The pairings were quickly decided upon. The Sky Pirate and Alexander the Great elected to work together, because their methods of operation complemented one another. Mister Ghool and Doctor Clever also became a team, and would probably spend most of their time comparing their ugliness and its effect on their victims. The Fiddler and the Thinker, old rivals for the honor of killing the Flash (though the likelihood of either of them succeeding was dubious at best), worked together. The Icicle and I renewed our association for this endeavor. He was positively gleeful at the prospect; at one point, as we discussed our crime for the evening, he actually rubbed his hands together, like the villain in a Republic Pictures movie serial.
Something about the situation, though, did not sit well with me. I had never met Hourman, and had no particular reason to wish him either well or ill. I did not know who our mysterious employer might be, although his madness was clear in every one of his words. The success or failure of his project did not impact on me in the slightest. And yet, something about it bothered me. I could not define it at that time; looking back, I wondered if my brief encounter with Mister Terrific had not rubbed off on me somehow. It was the inequality, the unfairness of the thing, that galled me. Hourman didn’t have a chance. It wasn’t sporting. And though it was true that I had seldom passed up an opportunity to gain ground in my ongoing struggle with the Ludlow family through sporting means or otherwise, my association with the mystery-men community, a mere six years old at that time, had made me see this game we played differently. (*) For that was what it was, and make no mistake: a game. Cowboys and Indians, played by grown men in outlandish costumes.

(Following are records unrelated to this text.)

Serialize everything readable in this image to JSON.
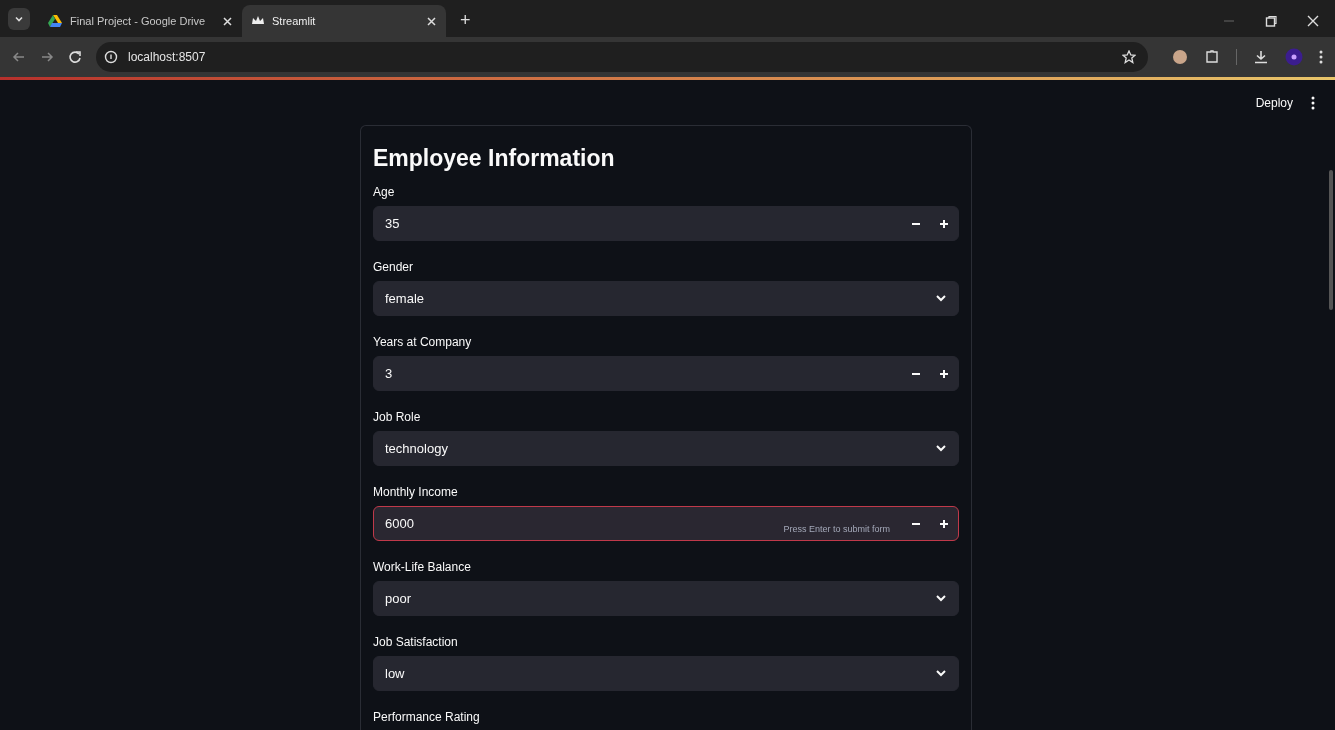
{
  "browser": {
    "tabs": [
      {
        "title": "Final Project - Google Drive",
        "kind": "drive",
        "selected": false
      },
      {
        "title": "Streamlit",
        "kind": "streamlit",
        "selected": true
      }
    ],
    "new_tab": "+",
    "address": "localhost:8507"
  },
  "app": {
    "deploy": "Deploy"
  },
  "form": {
    "title": "Employee Information",
    "fields": [
      {
        "label": "Age",
        "kind": "number",
        "value": "35",
        "focused": false
      },
      {
        "label": "Gender",
        "kind": "select",
        "value": "female",
        "focused": false
      },
      {
        "label": "Years at Company",
        "kind": "number",
        "value": "3",
        "focused": false
      },
      {
        "label": "Job Role",
        "kind": "select",
        "value": "technology",
        "focused": false
      },
      {
        "label": "Monthly Income",
        "kind": "number",
        "value": "6000",
        "focused": true,
        "hint": "Press Enter to submit form"
      },
      {
        "label": "Work-Life Balance",
        "kind": "select",
        "value": "poor",
        "focused": false
      },
      {
        "label": "Job Satisfaction",
        "kind": "select",
        "value": "low",
        "focused": false
      },
      {
        "label": "Performance Rating",
        "kind": "label_only"
      }
    ]
  }
}
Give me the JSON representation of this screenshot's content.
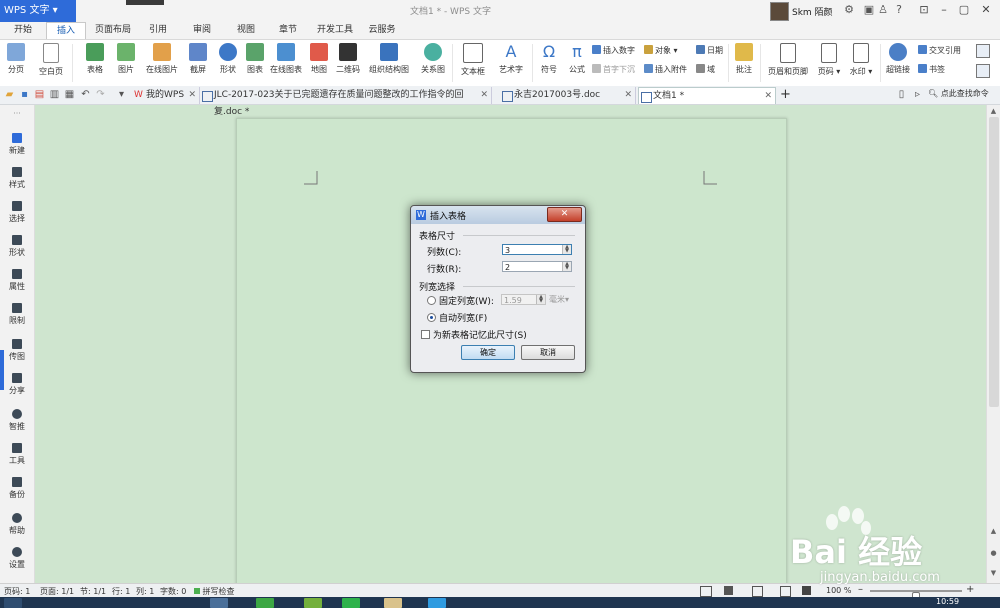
{
  "app": {
    "brand_label": "WPS 文字",
    "window_title": "文档1 * - WPS 文字",
    "user_name": "Skm 陌颜"
  },
  "menu_tabs": [
    "开始",
    "插入",
    "页面布局",
    "引用",
    "审阅",
    "视图",
    "章节",
    "开发工具",
    "云服务"
  ],
  "active_menu_tab": "插入",
  "ribbon": {
    "page_break": "分页",
    "blank_page": "空白页",
    "table": "表格",
    "picture": "图片",
    "online_picture": "在线图片",
    "screenshot": "截屏",
    "shapes": "形状",
    "chart": "图表",
    "online_chart": "在线图表",
    "map": "地图",
    "qrcode": "二维码",
    "org_chart": "组织结构图",
    "relation_chart": "关系图",
    "textbox": "文本框",
    "wordart": "艺术字",
    "symbol": "符号",
    "formula": "公式",
    "insert_number": "插入数字",
    "object": "对象",
    "date": "日期",
    "drop_cap": "首字下沉",
    "insert_attachment": "插入附件",
    "field": "域",
    "comment": "批注",
    "header_footer": "页眉和页脚",
    "page_number": "页码",
    "watermark": "水印",
    "hyperlink": "超链接",
    "cross_ref": "交叉引用",
    "bookmark": "书签"
  },
  "doc_tabs": [
    {
      "label": "我的WPS",
      "active": false
    },
    {
      "label": "JLC-2017-023关于已完题遗存在质量问题整改的工作指令的回复.doc *",
      "active": false
    },
    {
      "label": "永吉2017003号.doc",
      "active": false
    },
    {
      "label": "文档1 *",
      "active": true
    }
  ],
  "search_command": "点此查找命令",
  "sidebar": [
    "新建",
    "样式",
    "选择",
    "形状",
    "属性",
    "限制",
    "传图",
    "分享",
    "智推",
    "工具",
    "备份",
    "帮助",
    "设置"
  ],
  "dialog": {
    "title": "插入表格",
    "group_size": "表格尺寸",
    "columns_label": "列数(C):",
    "columns_value": "3",
    "rows_label": "行数(R):",
    "rows_value": "2",
    "group_width": "列宽选择",
    "fixed_width_label": "固定列宽(W):",
    "fixed_width_value": "1.59",
    "fixed_width_unit": "毫米",
    "auto_width_label": "自动列宽(F)",
    "remember_label": "为新表格记忆此尺寸(S)",
    "ok": "确定",
    "cancel": "取消",
    "fixed_selected": false,
    "auto_selected": true,
    "remember_checked": false
  },
  "status": {
    "page_no": "页码: 1",
    "pages": "页面: 1/1",
    "section": "节: 1/1",
    "row": "行: 1",
    "col": "列: 1",
    "words": "字数: 0",
    "spell": "拼写检查",
    "zoom": "100 %",
    "zoom_fraction": 0.5
  },
  "clock": "10:59",
  "watermark": {
    "main": "Bai 经验",
    "sub": "jingyan.baidu.com"
  },
  "colors": {
    "accent": "#2e6bd9",
    "page_bg": "#cfe5cf",
    "taskbar": "#1f3550"
  }
}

[(*) Editor’s note: See “The Man Who Commanded the Night,” Flash Comics #33 (September, 1942).]
Dr. Joar Makent was a fine example. Before becoming the Icicle, he was a respected scientist and was considered an odds-on favorite for the Nobel Prize. (*) With his talents, he could make far more money legitimately than he could ever steal. He chose to joust with Green Lantern and the Justice Society for the sheer thrill of it, and the only thing that made him different from criminals like the Sportsmaster and the Gambler in that respect was that he admitted it, even to himself.
[(*) Editor’s note: See “The Icicle,” All-American Comics #90 (October, 1947).]
Our mysterious employer seemed to genuinely hate Hourman, and perhaps he had good reason to. As I said before, I had never met the man. But whatever his reason, he wasn’t playing by the understood rules of the game. Somehow, I couldn’t allow that.
Of course, I could not openly aid Hourman in his struggle against our merrie band. My fellow super-criminals were (with a very few exceptions, like Joar) boorish and incompetent, but they had their uses. I did not want to alienate myself from their society, at least not yet. I thought of warning Hourman away somehow, in some way that would not reveal to him who his guardian angel was. But I realized that would not work; if Hourman were anything like my own jousting partner, the Flash, he would still charge into Baltimore to protect life and property, even against such ridiculous odds. I realized the only viable solution was to see that the odds were not so ridiculous after all.